The primary suspect for most of the investigation was Jose Ramos, a friend of Etan’s former babysitter who was arrested in the 1980s on other child molestation charges in Pennsylvania. He was questioned while in custody and confessed to abducting and raping a young boy the same day as Etan’s disappearance who matched his description. However, he did not specifically identify Etan, but merely claimed he was “90% sure” it was him. He also stated that he had left this boy alive afterward, meaning the boy would have presumably been able to return home unlike Etan. This “90%” confession proved problematic, since there was nothing definitive to link Ramos to the crime. When Ramos bragged to another inmate in 1991 that he knew intimate details about Etan’s disappearance, this further indicated that he may be involved, but police were not able to make a case against him and he was never charged. Even so, Etan’s parents filed a civil suit against Ramos in 2004 and won $2 million in damages. The criminal case was left technically unsolved.
The investigation was reopened in 2010, and two years later police excavated the foundation of a home owned by one of the Patz’s neighbors. While the search yielded nothing, it received lots of media coverage and caused an influx of new calls and tips about the case.
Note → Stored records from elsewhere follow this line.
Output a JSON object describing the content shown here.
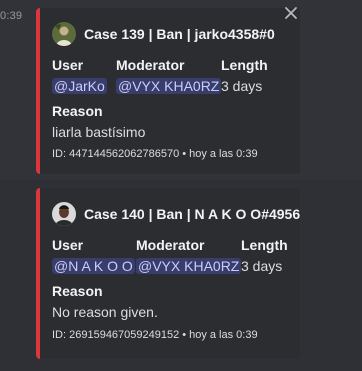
{
  "messages": [
    {
      "timestamp": "0:39",
      "embed": {
        "title": "Case 139 | Ban | jarko4358#0",
        "fields": {
          "user_label": "User",
          "user_value": "@JarKo",
          "moderator_label": "Moderator",
          "moderator_value": "@VYX KHA0RZ",
          "length_label": "Length",
          "length_value": "3 days",
          "reason_label": "Reason",
          "reason_value": "liarla bastísimo"
        },
        "footer": {
          "id": "ID: 447144562062786570",
          "separator": "•",
          "time": "hoy a las 0:39"
        },
        "accent_color": "#da373c"
      }
    },
    {
      "embed": {
        "title": "Case 140 | Ban | N A K O O#4956",
        "fields": {
          "user_label": "User",
          "user_value": "@N A K O O",
          "moderator_label": "Moderator",
          "moderator_value": "@VYX KHA0RZ",
          "length_label": "Length",
          "length_value": "3 days",
          "reason_label": "Reason",
          "reason_value": "No reason given."
        },
        "footer": {
          "id": "ID: 269159467059249152",
          "separator": "•",
          "time": "hoy a las 0:39"
        },
        "accent_color": "#da373c"
      }
    }
  ],
  "icons": {
    "close": "close-icon",
    "avatar_1": "user-avatar-icon",
    "avatar_2": "user-avatar-icon"
  },
  "colors": {
    "background": "#313338",
    "hover_background": "#2e3035",
    "embed_background": "#2b2d31",
    "mention_text": "#c9cdfb",
    "muted_text": "#949ba4"
  }
}
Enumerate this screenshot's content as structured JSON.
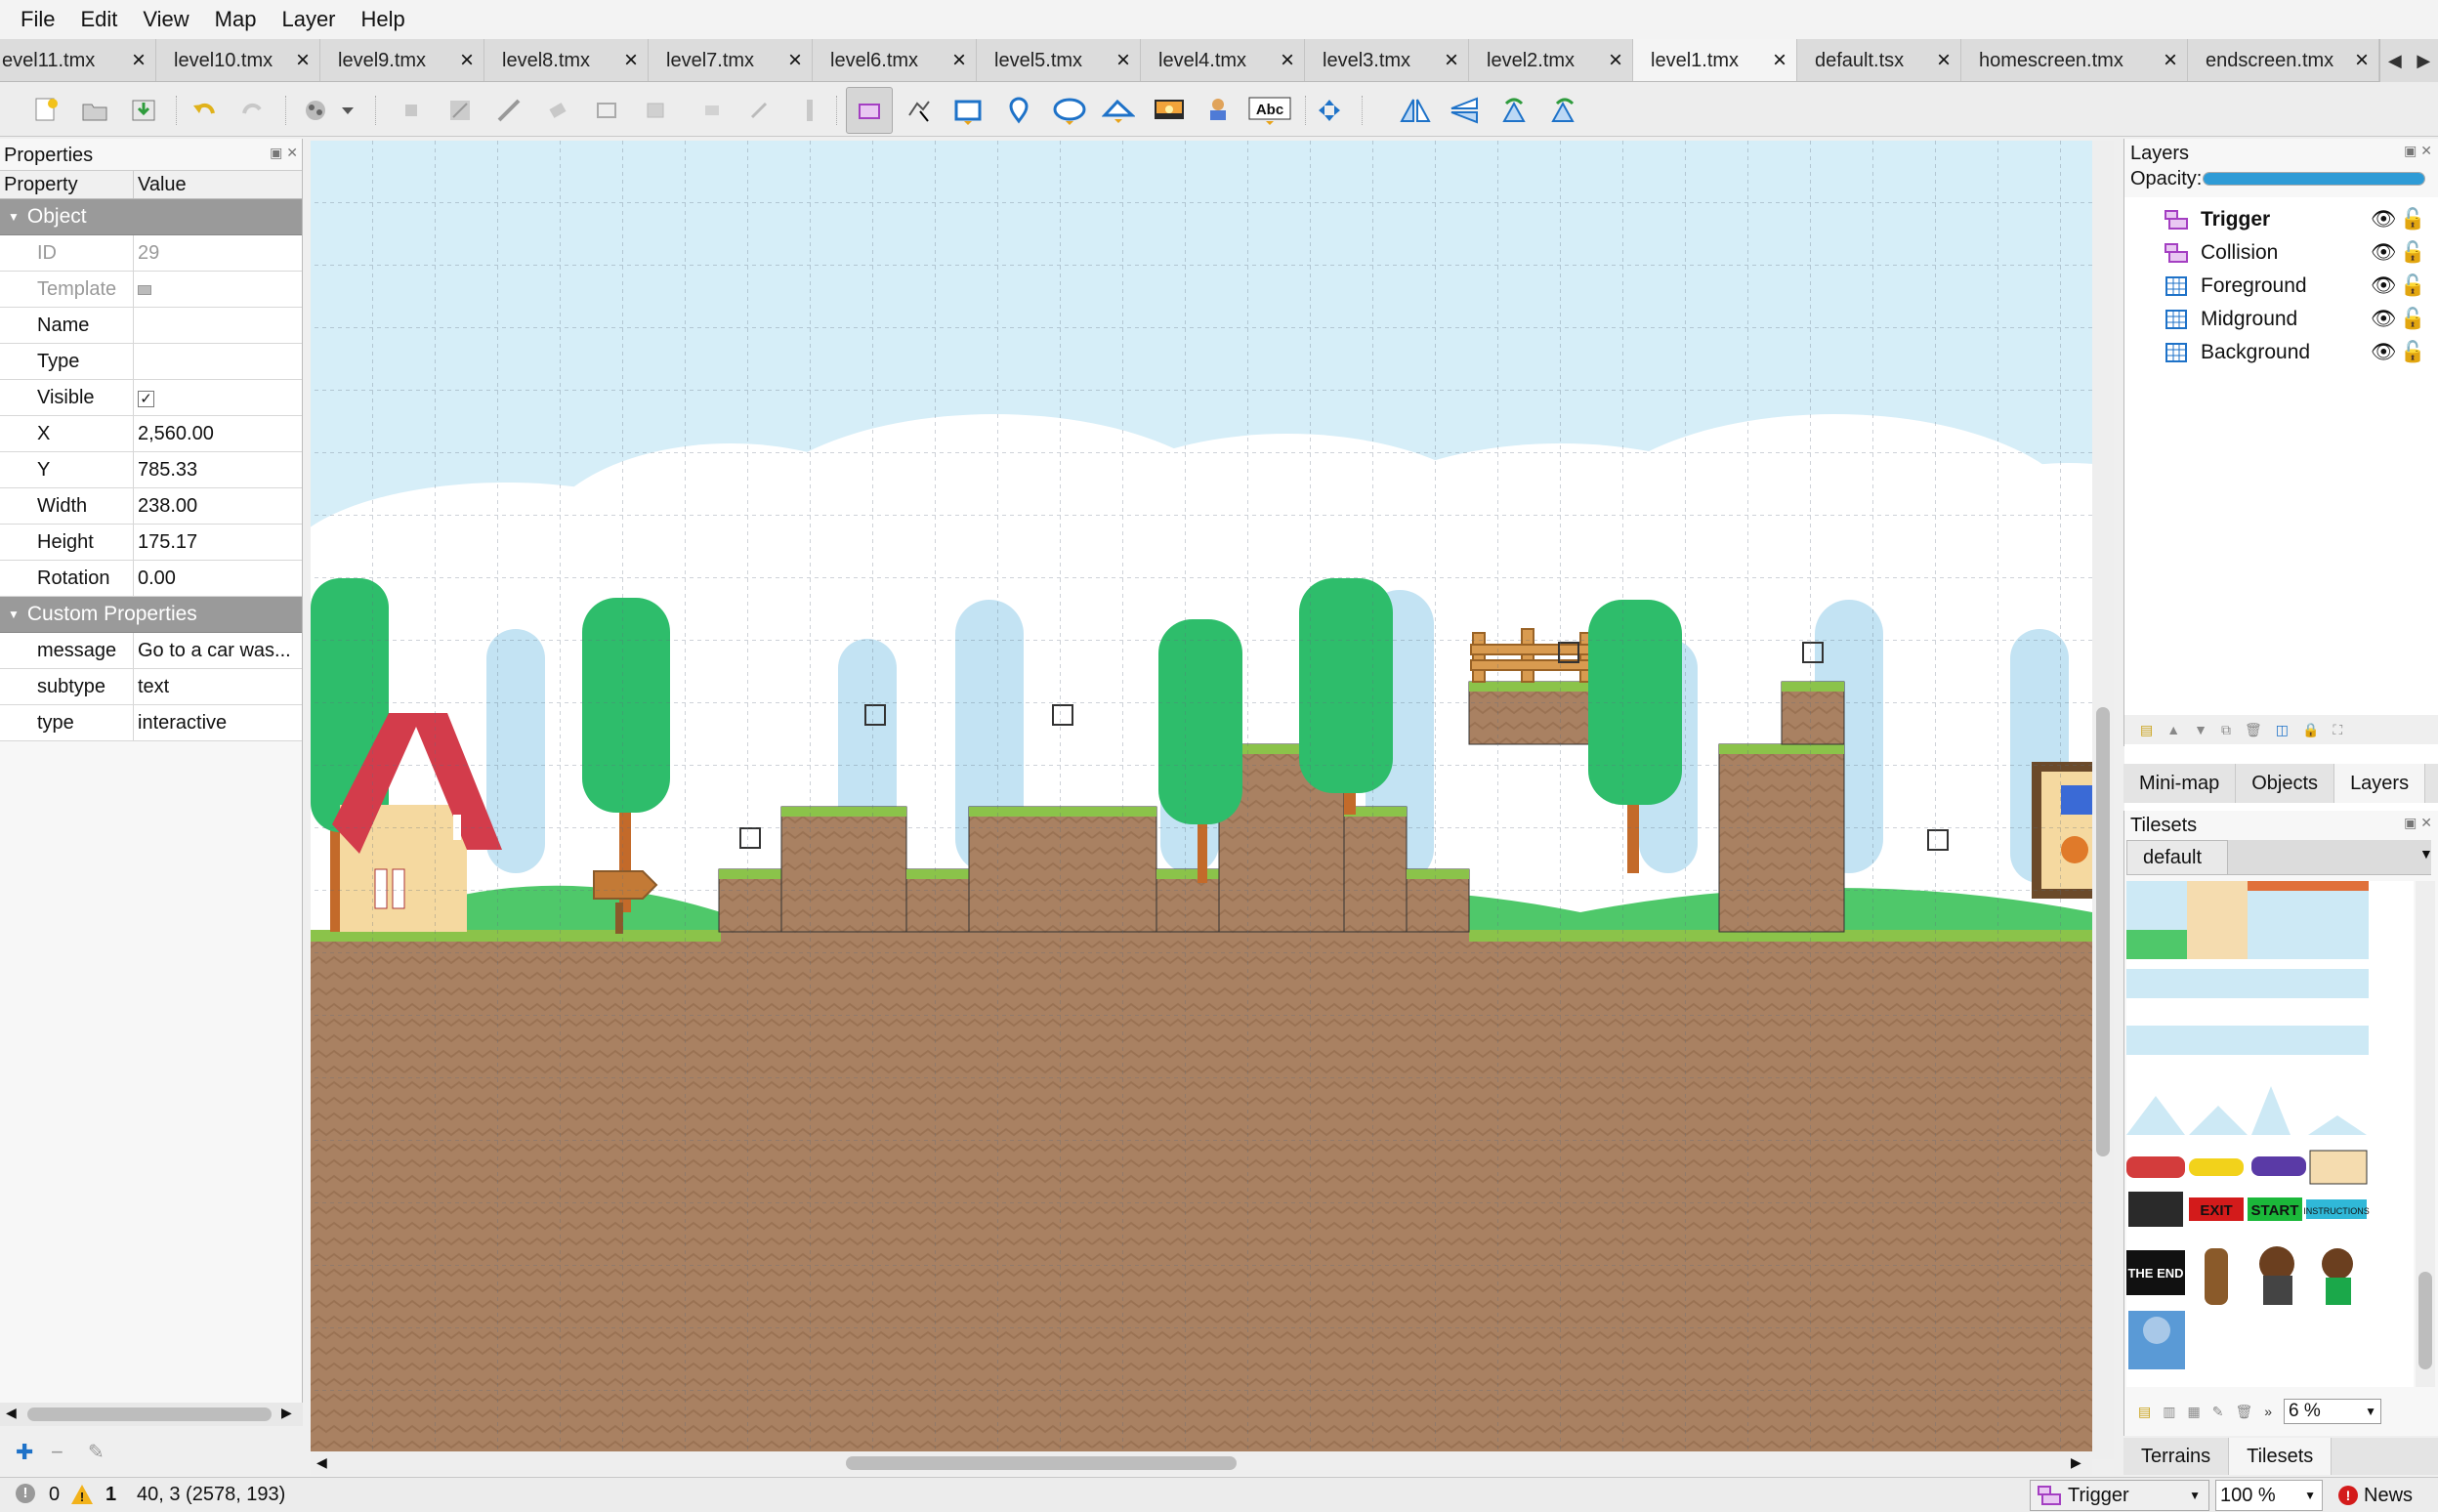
{
  "menu": [
    "File",
    "Edit",
    "View",
    "Map",
    "Layer",
    "Help"
  ],
  "tabs": [
    {
      "label": "evel11.tmx"
    },
    {
      "label": "level10.tmx"
    },
    {
      "label": "level9.tmx"
    },
    {
      "label": "level8.tmx"
    },
    {
      "label": "level7.tmx"
    },
    {
      "label": "level6.tmx"
    },
    {
      "label": "level5.tmx"
    },
    {
      "label": "level4.tmx"
    },
    {
      "label": "level3.tmx"
    },
    {
      "label": "level2.tmx"
    },
    {
      "label": "level1.tmx",
      "active": true
    },
    {
      "label": "default.tsx"
    },
    {
      "label": "homescreen.tmx"
    },
    {
      "label": "endscreen.tmx"
    }
  ],
  "toolbar": {
    "icons": [
      "new-map-icon",
      "open-icon",
      "save-icon",
      "undo-icon",
      "redo-icon",
      "stamp-brush-icon",
      "random-mode-icon",
      "bucket-fill-icon",
      "shape-fill-icon",
      "eraser-icon",
      "rectangle-select-icon",
      "magic-wand-icon",
      "same-tile-select-icon",
      "select-objects-icon",
      "edit-polygons-icon",
      "insert-rectangle-icon",
      "insert-point-icon",
      "insert-ellipse-icon",
      "insert-polygon-icon",
      "insert-tile-icon",
      "insert-template-icon",
      "insert-text-icon",
      "move-icon",
      "flip-horizontal-icon",
      "flip-vertical-icon",
      "rotate-left-icon",
      "rotate-right-icon"
    ],
    "text_tool_label": "Abc"
  },
  "properties": {
    "title": "Properties",
    "col_property": "Property",
    "col_value": "Value",
    "group_object": "Object",
    "rows": [
      {
        "key": "ID",
        "value": "29",
        "grey": true
      },
      {
        "key": "Template",
        "value": "",
        "grey": true
      },
      {
        "key": "Name",
        "value": ""
      },
      {
        "key": "Type",
        "value": ""
      },
      {
        "key": "Visible",
        "value": "✓"
      },
      {
        "key": "X",
        "value": "2,560.00"
      },
      {
        "key": "Y",
        "value": "785.33"
      },
      {
        "key": "Width",
        "value": "238.00"
      },
      {
        "key": "Height",
        "value": "175.17"
      },
      {
        "key": "Rotation",
        "value": "0.00"
      }
    ],
    "group_custom": "Custom Properties",
    "custom_rows": [
      {
        "key": "message",
        "value": "Go to a car was..."
      },
      {
        "key": "subtype",
        "value": "text"
      },
      {
        "key": "type",
        "value": "interactive"
      }
    ]
  },
  "layers": {
    "title": "Layers",
    "opacity_label": "Opacity:",
    "opacity": 1.0,
    "items": [
      {
        "name": "Trigger",
        "kind": "object",
        "bold": true
      },
      {
        "name": "Collision",
        "kind": "object"
      },
      {
        "name": "Foreground",
        "kind": "tile"
      },
      {
        "name": "Midground",
        "kind": "tile"
      },
      {
        "name": "Background",
        "kind": "tile"
      }
    ]
  },
  "mid_tabs": [
    "Mini-map",
    "Objects",
    "Layers"
  ],
  "tilesets": {
    "title": "Tilesets",
    "selected": "default",
    "zoom": "6 %",
    "exit_label": "EXIT",
    "start_label": "START",
    "instructions_label": "INSTRUCTIONS",
    "end_label": "THE END"
  },
  "bottom_tabs": [
    "Terrains",
    "Tilesets"
  ],
  "status": {
    "errors": "0",
    "warnings": "1",
    "coords": "40, 3 (2578, 193)",
    "current_layer": "Trigger",
    "zoom": "100 %",
    "news": "News"
  },
  "colors": {
    "sky": "#d6eef8",
    "dirt": "#a98162",
    "grass": "#8bc34a",
    "tree": "#2ebd6b",
    "accent_selection": "#2e9bd6"
  }
}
Luckily one finally pointed authorities in the direction of Pedro Hernandez, who was an 18-year-old stockboy at the bodega beside Etan’s bus stop at the time of the kidnapping. The tip revealed that Hernandez had admitted to previously killing a young boy while he was attending an open confessional at his church in 1982. When police questioned Hernandez’s family about the incident, his brother-in-law and wife confirmed the story and that the church confession was a longtime “open family secret” that had been anxiously discussed again with news of the basement excavation.
Hernandez was interrogated in 2015, and eventually confessed to luring Etan into the bodega, strangling him, and dumping his body in the trash nearby. The first trial was declared a mistrial after the jury became gridlocked at an 11-1 verdict, due to the lack of a body and the defense citing psychological evaluations that suggested Hernandez may have had multiple mental illnesses that would have tainted his confession. But when Hernandez was retried the new jury found him guilty of kidnapping and murder. After an unsuccessful appeal attempt, Hernandez was sentenced on April 18, 2017 to 25 years to life in federal prison.
Etan Patz’s disappearance became a landmark moment in child abduction investigations. Thanks to Julie and Stanley Patz’s relentless search efforts, it was one of the first missing children’s cases to coordinate a publicity campaign nationwide. Photographs and contact information were distributed on posters, newspapers, and television broadcasts, and Etan was the first missing child to have his picture shown on milk cartons. In 1983, on the fourth anniversary of Etan’s abduction, President Ronald Reagan declared May 25 to be National Missing Children’s Day. Etan’s case, along with that of Adam Walsh and several other children abducted across the United States, also led to the establishment of the National Center for Missing and Exploited Children in an attempt to raise awareness about child predators and prevent such tragedies.